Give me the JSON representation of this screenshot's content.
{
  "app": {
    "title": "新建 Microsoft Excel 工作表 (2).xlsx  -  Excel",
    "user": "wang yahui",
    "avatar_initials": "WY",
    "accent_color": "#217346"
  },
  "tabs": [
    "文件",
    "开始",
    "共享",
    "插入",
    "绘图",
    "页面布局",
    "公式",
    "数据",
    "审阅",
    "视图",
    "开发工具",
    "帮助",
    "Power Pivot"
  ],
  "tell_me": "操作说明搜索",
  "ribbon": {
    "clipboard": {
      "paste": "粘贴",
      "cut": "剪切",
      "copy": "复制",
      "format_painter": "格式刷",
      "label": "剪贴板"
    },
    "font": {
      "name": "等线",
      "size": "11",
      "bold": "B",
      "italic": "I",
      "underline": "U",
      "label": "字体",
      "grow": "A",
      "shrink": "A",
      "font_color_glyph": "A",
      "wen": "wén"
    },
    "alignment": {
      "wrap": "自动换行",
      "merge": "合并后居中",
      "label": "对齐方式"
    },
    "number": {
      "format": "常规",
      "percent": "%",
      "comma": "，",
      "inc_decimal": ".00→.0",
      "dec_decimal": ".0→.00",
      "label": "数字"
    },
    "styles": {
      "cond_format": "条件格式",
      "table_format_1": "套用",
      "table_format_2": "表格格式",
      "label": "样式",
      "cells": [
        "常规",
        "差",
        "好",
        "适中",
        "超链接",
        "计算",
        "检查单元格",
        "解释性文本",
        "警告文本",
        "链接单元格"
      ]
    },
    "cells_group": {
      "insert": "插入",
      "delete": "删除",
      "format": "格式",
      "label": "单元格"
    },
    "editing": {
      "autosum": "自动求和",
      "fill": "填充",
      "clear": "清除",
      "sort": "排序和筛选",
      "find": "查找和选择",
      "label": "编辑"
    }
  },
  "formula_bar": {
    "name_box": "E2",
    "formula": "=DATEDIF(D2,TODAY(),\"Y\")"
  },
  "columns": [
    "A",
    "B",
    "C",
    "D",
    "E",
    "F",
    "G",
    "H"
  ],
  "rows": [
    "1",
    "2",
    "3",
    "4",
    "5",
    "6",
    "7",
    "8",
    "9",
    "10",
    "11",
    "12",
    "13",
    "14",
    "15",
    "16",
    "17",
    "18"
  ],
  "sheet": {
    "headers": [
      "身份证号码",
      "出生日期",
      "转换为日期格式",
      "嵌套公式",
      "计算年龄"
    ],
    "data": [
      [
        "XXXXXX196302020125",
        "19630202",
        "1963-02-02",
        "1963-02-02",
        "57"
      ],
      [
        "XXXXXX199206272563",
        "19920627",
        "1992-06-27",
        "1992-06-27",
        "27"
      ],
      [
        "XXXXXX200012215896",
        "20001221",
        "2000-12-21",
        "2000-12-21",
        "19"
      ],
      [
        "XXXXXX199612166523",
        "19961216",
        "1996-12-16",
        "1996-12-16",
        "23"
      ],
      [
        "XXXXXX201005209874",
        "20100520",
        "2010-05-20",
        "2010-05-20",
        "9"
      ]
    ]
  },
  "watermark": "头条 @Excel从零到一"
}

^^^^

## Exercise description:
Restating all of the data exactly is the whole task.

## Task response:
Give me the JSON representation of this screenshot's content.
{
  "app": {
    "title": "新建 Microsoft Excel 工作表 (2).xlsx  -  Excel",
    "user": "wang yahui",
    "avatar_initials": "WY",
    "accent_color": "#217346"
  },
  "tabs": [
    "文件",
    "开始",
    "共享",
    "插入",
    "绘图",
    "页面布局",
    "公式",
    "数据",
    "审阅",
    "视图",
    "开发工具",
    "帮助",
    "Power Pivot"
  ],
  "tell_me": "操作说明搜索",
  "ribbon": {
    "clipboard": {
      "paste": "粘贴",
      "cut": "剪切",
      "copy": "复制",
      "format_painter": "格式刷",
      "label": "剪贴板"
    },
    "font": {
      "name": "等线",
      "size": "11",
      "bold": "B",
      "italic": "I",
      "underline": "U",
      "label": "字体",
      "grow": "A",
      "shrink": "A",
      "font_color_glyph": "A",
      "wen": "wén"
    },
    "alignment": {
      "wrap": "自动换行",
      "merge": "合并后居中",
      "label": "对齐方式"
    },
    "number": {
      "format": "常规",
      "percent": "%",
      "comma": "，",
      "inc_decimal": ".00→.0",
      "dec_decimal": ".0→.00",
      "label": "数字"
    },
    "styles": {
      "cond_format": "条件格式",
      "table_format_1": "套用",
      "table_format_2": "表格格式",
      "label": "样式",
      "cells": [
        "常规",
        "差",
        "好",
        "适中",
        "超链接",
        "计算",
        "检查单元格",
        "解释性文本",
        "警告文本",
        "链接单元格"
      ]
    },
    "cells_group": {
      "insert": "插入",
      "delete": "删除",
      "format": "格式",
      "label": "单元格"
    },
    "editing": {
      "autosum": "自动求和",
      "fill": "填充",
      "clear": "清除",
      "sort": "排序和筛选",
      "find": "查找和选择",
      "label": "编辑"
    }
  },
  "formula_bar": {
    "name_box": "E2",
    "formula": "=DATEDIF(D2,TODAY(),\"Y\")"
  },
  "columns": [
    "A",
    "B",
    "C",
    "D",
    "E",
    "F",
    "G",
    "H"
  ],
  "rows": [
    "1",
    "2",
    "3",
    "4",
    "5",
    "6",
    "7",
    "8",
    "9",
    "10",
    "11",
    "12",
    "13",
    "14",
    "15",
    "16",
    "17",
    "18"
  ],
  "sheet": {
    "headers": [
      "身份证号码",
      "出生日期",
      "转换为日期格式",
      "嵌套公式",
      "计算年龄"
    ],
    "data": [
      [
        "XXXXXX196302020125",
        "19630202",
        "1963-02-02",
        "1963-02-02",
        "57"
      ],
      [
        "XXXXXX199206272563",
        "19920627",
        "1992-06-27",
        "1992-06-27",
        "27"
      ],
      [
        "XXXXXX200012215896",
        "20001221",
        "2000-12-21",
        "2000-12-21",
        "19"
      ],
      [
        "XXXXXX199612166523",
        "19961216",
        "1996-12-16",
        "1996-12-16",
        "23"
      ],
      [
        "XXXXXX201005209874",
        "20100520",
        "2010-05-20",
        "2010-05-20",
        "9"
      ]
    ]
  },
  "watermark": "头条 @Excel从零到一"
}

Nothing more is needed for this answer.